isn’t even the bland direction in material, it’s instead the overbearing fact that at the band’s core are a collective of solid musicians that can do better than this. Cooper may not exactly be the Corey Taylor of his craft, but where the hell did the ferocity of Fight The Fury’s Still Breathing
go? Sure, “My Demons” shamelessly rips off Slipknot’s “Duality”, but at least the EP gave the briefest indication of trying
before being heartlessly snuffed out by the disgusting vocal processing of “Never Going Back”’s introductory “can you hear me”. Even Seth Morrison’s guitarwork, another reliably positive element to Skillet’s recent discography, feels generally phoned in and lacking in inspiration throughout Victorious
, completely shedding the edge that boosted the solos of “Circus For A Psycho” or “Out Of Hell”.
From the point of view of a (former I guess) Skillet listener, if it wasn’t the barely passable Unleashed
that killed off interest in seeing another Collide
come to light, then this is the album that definitely seals the deal. There’s no heart in it anymore, a hilariously contradictory statement in itself when considering the fact that so much of the Christian rock group’s material generally leans towards an uplifting, fists-in-the-air message. Even 2013s Rise
, something of a concept album
revolving around breaking free emotionally from negativity to instead see the positivity in life (see “Good To Be Alive” for more elaboration on this), was starting to stretch things pretty damn thin, but Victorious
is the final straw.
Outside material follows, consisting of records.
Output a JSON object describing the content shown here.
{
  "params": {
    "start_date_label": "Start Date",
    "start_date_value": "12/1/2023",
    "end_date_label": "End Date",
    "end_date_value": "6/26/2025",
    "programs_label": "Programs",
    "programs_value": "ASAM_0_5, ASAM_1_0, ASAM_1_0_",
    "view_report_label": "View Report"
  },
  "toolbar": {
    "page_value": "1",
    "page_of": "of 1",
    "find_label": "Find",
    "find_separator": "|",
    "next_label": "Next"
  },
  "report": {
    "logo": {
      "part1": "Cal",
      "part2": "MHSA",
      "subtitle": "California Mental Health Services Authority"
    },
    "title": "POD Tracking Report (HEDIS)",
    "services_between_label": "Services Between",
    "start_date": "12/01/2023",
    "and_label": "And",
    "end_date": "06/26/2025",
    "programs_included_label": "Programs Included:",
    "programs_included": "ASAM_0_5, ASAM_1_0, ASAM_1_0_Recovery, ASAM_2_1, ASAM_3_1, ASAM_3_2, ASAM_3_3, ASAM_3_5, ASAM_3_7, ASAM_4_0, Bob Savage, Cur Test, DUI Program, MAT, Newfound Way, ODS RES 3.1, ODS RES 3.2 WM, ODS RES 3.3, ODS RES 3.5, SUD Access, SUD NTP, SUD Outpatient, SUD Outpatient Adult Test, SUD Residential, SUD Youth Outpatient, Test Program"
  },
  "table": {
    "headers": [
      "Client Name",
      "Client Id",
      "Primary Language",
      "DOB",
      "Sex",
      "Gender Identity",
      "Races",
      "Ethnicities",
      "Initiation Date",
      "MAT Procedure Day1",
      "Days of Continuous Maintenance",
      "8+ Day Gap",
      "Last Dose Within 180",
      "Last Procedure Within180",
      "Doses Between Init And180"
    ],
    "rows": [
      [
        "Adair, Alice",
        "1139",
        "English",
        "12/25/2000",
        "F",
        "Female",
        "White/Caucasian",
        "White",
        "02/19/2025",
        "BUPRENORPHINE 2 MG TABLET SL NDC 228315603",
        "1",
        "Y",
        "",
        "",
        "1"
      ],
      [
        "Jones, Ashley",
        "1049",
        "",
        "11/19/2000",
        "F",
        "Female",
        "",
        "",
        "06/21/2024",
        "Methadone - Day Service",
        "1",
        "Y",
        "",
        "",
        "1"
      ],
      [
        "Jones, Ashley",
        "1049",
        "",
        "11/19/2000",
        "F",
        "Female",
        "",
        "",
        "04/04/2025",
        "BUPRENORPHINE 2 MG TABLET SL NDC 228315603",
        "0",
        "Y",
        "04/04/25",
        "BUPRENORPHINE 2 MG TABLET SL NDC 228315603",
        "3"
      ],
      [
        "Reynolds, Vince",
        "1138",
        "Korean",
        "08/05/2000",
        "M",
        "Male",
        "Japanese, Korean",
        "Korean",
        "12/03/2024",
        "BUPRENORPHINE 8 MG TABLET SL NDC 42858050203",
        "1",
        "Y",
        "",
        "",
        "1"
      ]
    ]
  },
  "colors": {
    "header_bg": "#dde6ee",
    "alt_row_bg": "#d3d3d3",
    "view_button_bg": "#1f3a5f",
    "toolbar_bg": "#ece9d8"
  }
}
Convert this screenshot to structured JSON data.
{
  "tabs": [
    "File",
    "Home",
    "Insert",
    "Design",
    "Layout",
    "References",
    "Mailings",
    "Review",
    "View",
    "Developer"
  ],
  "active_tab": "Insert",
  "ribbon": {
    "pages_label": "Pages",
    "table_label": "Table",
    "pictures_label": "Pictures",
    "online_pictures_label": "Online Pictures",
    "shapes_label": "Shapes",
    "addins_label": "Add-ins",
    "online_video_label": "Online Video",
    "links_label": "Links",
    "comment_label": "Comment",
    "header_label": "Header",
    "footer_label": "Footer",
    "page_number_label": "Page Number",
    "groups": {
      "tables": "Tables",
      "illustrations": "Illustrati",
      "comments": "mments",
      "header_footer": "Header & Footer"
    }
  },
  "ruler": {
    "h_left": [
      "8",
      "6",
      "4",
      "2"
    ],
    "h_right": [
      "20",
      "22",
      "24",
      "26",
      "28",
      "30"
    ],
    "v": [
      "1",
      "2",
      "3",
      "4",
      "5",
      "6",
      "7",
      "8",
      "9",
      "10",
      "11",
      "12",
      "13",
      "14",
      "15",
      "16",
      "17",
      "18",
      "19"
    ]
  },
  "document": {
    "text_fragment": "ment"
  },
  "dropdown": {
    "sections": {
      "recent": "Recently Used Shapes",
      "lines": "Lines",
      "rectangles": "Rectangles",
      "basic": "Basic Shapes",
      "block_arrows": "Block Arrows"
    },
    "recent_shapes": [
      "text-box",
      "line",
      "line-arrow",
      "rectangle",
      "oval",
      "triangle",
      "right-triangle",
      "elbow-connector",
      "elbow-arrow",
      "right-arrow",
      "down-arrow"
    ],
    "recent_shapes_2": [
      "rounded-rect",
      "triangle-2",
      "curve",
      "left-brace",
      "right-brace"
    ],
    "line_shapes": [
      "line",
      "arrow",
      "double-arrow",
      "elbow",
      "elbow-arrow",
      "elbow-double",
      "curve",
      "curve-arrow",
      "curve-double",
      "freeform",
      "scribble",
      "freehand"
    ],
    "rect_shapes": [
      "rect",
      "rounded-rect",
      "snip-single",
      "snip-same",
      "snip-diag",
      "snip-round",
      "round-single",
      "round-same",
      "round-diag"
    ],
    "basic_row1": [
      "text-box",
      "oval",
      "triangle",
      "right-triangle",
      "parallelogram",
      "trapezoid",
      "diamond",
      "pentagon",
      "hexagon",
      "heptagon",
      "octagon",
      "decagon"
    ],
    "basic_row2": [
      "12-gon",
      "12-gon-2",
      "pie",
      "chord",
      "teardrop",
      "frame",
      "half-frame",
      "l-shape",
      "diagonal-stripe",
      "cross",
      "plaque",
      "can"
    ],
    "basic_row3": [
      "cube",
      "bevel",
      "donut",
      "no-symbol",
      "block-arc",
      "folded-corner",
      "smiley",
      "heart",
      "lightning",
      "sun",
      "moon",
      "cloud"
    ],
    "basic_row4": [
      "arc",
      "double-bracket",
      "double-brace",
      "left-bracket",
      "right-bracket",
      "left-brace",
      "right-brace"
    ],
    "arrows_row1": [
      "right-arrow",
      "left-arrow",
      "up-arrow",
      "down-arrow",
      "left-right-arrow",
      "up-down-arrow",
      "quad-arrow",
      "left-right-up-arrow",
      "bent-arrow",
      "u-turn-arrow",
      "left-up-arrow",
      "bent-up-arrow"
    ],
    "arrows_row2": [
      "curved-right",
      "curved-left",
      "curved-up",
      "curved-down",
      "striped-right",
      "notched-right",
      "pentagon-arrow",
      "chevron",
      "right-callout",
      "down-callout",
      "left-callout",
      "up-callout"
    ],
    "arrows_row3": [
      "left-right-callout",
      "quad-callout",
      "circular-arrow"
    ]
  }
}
My glossy eyed teenage memories of blasting “My Obsession” at full volume can only sate my lacking satisfaction so far, and although “Imperfection”’s absolutely stunning personal catharsis stares unflinchingly into my face, Victorious
barely displays enough emotional investment to warrant an enthusiastic cough.
I’m sure it will sell well though.